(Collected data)
# # # # # # #

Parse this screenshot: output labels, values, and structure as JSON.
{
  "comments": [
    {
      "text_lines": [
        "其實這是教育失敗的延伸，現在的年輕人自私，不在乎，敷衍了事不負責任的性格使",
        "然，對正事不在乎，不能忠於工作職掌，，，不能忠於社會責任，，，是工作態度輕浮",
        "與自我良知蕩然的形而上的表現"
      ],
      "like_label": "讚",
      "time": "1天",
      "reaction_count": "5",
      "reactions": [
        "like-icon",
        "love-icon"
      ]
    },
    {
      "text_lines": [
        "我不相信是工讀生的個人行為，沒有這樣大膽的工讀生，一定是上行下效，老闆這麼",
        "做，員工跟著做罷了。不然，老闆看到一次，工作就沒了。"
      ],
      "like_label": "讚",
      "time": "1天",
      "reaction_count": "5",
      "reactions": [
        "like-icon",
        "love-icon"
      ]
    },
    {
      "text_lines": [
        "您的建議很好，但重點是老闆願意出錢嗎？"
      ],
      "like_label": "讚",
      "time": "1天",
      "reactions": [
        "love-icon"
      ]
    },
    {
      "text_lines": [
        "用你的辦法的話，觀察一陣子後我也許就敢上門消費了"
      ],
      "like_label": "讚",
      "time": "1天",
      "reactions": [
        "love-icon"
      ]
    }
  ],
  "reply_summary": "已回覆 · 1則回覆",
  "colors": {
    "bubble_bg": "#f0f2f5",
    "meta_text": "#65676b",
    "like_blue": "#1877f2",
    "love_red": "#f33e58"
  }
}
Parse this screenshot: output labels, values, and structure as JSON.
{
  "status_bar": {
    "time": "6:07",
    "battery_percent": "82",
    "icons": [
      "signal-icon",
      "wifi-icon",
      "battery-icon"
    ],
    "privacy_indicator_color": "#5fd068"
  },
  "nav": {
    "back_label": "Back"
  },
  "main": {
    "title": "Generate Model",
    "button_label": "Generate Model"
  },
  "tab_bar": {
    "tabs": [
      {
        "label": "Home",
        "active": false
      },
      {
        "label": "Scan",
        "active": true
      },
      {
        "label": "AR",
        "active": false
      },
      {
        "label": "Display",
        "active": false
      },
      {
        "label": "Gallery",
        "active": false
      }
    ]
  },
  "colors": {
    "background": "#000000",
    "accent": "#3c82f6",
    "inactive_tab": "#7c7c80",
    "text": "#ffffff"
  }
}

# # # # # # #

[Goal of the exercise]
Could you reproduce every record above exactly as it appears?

[Result for this task]
Parse this screenshot: output labels, values, and structure as JSON.
{
  "comments": [
    {
      "text_lines": [
        "其實這是教育失敗的延伸，現在的年輕人自私，不在乎，敷衍了事不負責任的性格使",
        "然，對正事不在乎，不能忠於工作職掌，，，不能忠於社會責任，，，是工作態度輕浮",
        "與自我良知蕩然的形而上的表現"
      ],
      "like_label": "讚",
      "time": "1天",
      "reaction_count": "5",
      "reactions": [
        "like-icon",
        "love-icon"
      ]
    },
    {
      "text_lines": [
        "我不相信是工讀生的個人行為，沒有這樣大膽的工讀生，一定是上行下效，老闆這麼",
        "做，員工跟著做罷了。不然，老闆看到一次，工作就沒了。"
      ],
      "like_label": "讚",
      "time": "1天",
      "reaction_count": "5",
      "reactions": [
        "like-icon",
        "love-icon"
      ]
    },
    {
      "text_lines": [
        "您的建議很好，但重點是老闆願意出錢嗎？"
      ],
      "like_label": "讚",
      "time": "1天",
      "reactions": [
        "love-icon"
      ]
    },
    {
      "text_lines": [
        "用你的辦法的話，觀察一陣子後我也許就敢上門消費了"
      ],
      "like_label": "讚",
      "time": "1天",
      "reactions": [
        "love-icon"
      ]
    }
  ],
  "reply_summary": "已回覆 · 1則回覆",
  "colors": {
    "bubble_bg": "#f0f2f5",
    "meta_text": "#65676b",
    "like_blue": "#1877f2",
    "love_red": "#f33e58"
  }
}
Parse this screenshot: output labels, values, and structure as JSON.
{
  "status_bar": {
    "time": "6:07",
    "battery_percent": "82",
    "icons": [
      "signal-icon",
      "wifi-icon",
      "battery-icon"
    ],
    "privacy_indicator_color": "#5fd068"
  },
  "nav": {
    "back_label": "Back"
  },
  "main": {
    "title": "Generate Model",
    "button_label": "Generate Model"
  },
  "tab_bar": {
    "tabs": [
      {
        "label": "Home",
        "active": false
      },
      {
        "label": "Scan",
        "active": true
      },
      {
        "label": "AR",
        "active": false
      },
      {
        "label": "Display",
        "active": false
      },
      {
        "label": "Gallery",
        "active": false
      }
    ]
  },
  "colors": {
    "background": "#000000",
    "accent": "#3c82f6",
    "inactive_tab": "#7c7c80",
    "text": "#ffffff"
  }
}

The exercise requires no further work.